Anyone and everyone ever involved with Sekope Kepu has been asked what it is which makes him special in the lead up to his 100th Test.
Wallabies coach Michael Cheika labelled him the most loved player in the team, fellow prop Allan Alaalatoa spoke in awe about picking his rugby brain and captain Michael Hooper highlighted his presence within this group.
But it took a fellow Kiwi in Waratahs coach Daryl Gibson to best describe the veteran prop.
“To use a New Zealand term, he has that 'mana'," Gibson said.
"'Mana' is a spirit but also a respect, and he has earned that through his longevity, and his toughness, but also for his genuine caring for his teammates.
"In the Polynesian culture, it is a very hierarchal tradition and it’s done on age and he has obviously taken that responsibility at the Waratahs.
“He is leader amongst the Polynesian boys definitely at NSW, and I’d imagine it'd be the same in the Wallabies environment as well.
“He is a guy who shows genuine caring.
“And that’s one aspect. But the other aspect is the team values around what it means to be a good team, and of course, a good rugby player.
“It is a real credit to him. To play 100 games for your country, that means something.
"You don’t fluke that."
Kepu will be just the ninth Australian to play 100 Tests if and when Cheika calls his name in the second half on Saturday.
He will also be the very first prop to raise the bat.
Having played the majority of his rugby as Australia's starting tighthead speaks to his extraordinary longevity.
"The way that he plays, he is a dynamic prop. You’ve all seen some of his tries that he’s produced in his time," Hooper said.
"And then the way he goes about his scrummaging.
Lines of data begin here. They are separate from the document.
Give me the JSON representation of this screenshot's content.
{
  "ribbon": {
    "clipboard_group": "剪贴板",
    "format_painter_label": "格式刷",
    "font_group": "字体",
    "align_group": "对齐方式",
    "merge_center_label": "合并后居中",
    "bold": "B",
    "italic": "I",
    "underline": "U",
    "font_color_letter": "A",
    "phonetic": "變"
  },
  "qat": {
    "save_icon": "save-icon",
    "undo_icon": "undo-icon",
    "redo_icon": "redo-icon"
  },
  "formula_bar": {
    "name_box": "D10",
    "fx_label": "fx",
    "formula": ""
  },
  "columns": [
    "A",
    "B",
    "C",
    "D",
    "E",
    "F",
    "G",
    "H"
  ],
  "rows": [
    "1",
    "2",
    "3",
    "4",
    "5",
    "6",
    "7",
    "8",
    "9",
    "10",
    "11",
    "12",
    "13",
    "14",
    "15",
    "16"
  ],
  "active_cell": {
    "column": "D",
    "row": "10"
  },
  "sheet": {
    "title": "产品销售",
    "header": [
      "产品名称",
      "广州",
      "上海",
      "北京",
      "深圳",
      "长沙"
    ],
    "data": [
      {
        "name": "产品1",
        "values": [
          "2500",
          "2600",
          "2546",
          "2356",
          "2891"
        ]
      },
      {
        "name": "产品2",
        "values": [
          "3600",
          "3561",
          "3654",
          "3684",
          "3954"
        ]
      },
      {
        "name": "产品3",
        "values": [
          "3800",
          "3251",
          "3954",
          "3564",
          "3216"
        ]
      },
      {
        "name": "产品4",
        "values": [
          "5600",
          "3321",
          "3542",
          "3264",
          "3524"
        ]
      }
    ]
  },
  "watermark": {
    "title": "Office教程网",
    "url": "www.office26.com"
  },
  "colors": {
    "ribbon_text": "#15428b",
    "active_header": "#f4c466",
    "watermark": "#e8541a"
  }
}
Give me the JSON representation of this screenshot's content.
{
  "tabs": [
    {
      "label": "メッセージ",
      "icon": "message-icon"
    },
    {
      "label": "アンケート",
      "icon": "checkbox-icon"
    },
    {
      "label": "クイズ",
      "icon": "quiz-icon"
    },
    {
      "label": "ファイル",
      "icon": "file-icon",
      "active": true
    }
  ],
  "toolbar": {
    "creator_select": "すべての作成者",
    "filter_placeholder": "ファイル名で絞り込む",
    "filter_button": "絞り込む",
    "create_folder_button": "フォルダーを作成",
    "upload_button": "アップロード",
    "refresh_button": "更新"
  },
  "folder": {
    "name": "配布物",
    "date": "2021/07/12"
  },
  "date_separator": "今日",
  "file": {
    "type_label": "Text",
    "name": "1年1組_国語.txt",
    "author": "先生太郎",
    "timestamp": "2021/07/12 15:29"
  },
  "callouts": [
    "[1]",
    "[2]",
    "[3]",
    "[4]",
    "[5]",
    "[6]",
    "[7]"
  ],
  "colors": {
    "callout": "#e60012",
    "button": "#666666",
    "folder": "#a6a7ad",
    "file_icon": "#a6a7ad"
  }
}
"It’s something that he wants to continue, I know still do this day he’s continuing to improve and wanting to improve, he’s a really competitor when he’s out there and I’m excited to see him out there tomorrow doing what he does.
"He’s had some very memorable performances in these type of games.
"We’re all pumped."
Just over three years ago, when Alaalatoa was first called into Wallabies camp, he was in awe of Kepu.
He's now arguably the leading candidate to be his long term successor as Australia's go to tighthead and the 24-year-old credits his rapid growth to the soon to be centurion.
"I know when I first came into the environment I really just wanted to pick his brains because he's been around in my position for a long while," Alaalatoa said.
"He's coming up to his 100th Test this weekend and that's testament to the hard work and sacrifice he's made to get here.
"I hope I still a few opportunities to pick that brain of his.
"He's a very wise man on and off the field."
Kepu is as wise as he is revered.
He is far from a man of many words but when he speaks, his teammates listen.
There is a great sense of pride among all Wallabies when touching on his achievement this week.
He embodies what the Wallabies are striving to establish as their identity.
"We have a strong identity inside the team and it's been growing more and more," coach Michael Cheika said.
"We want to build it not just for this generation of players but the next and leave that legacy for them and I think Keps is a guy who lives that code better than anyone in the team.
"He's loved by every player in the team.
"He's got some crazy ability and I'm very proud to be associated with someone like that for his 100th cap, firstly as a person and secondly as a player."
The Wallabies face the All Blacks in Yokohama on Saturday, kicking off at 5pm AEDT, broadcast LIVE on FOX SPORTS, Channel Ten and RUGBY.com.au radio.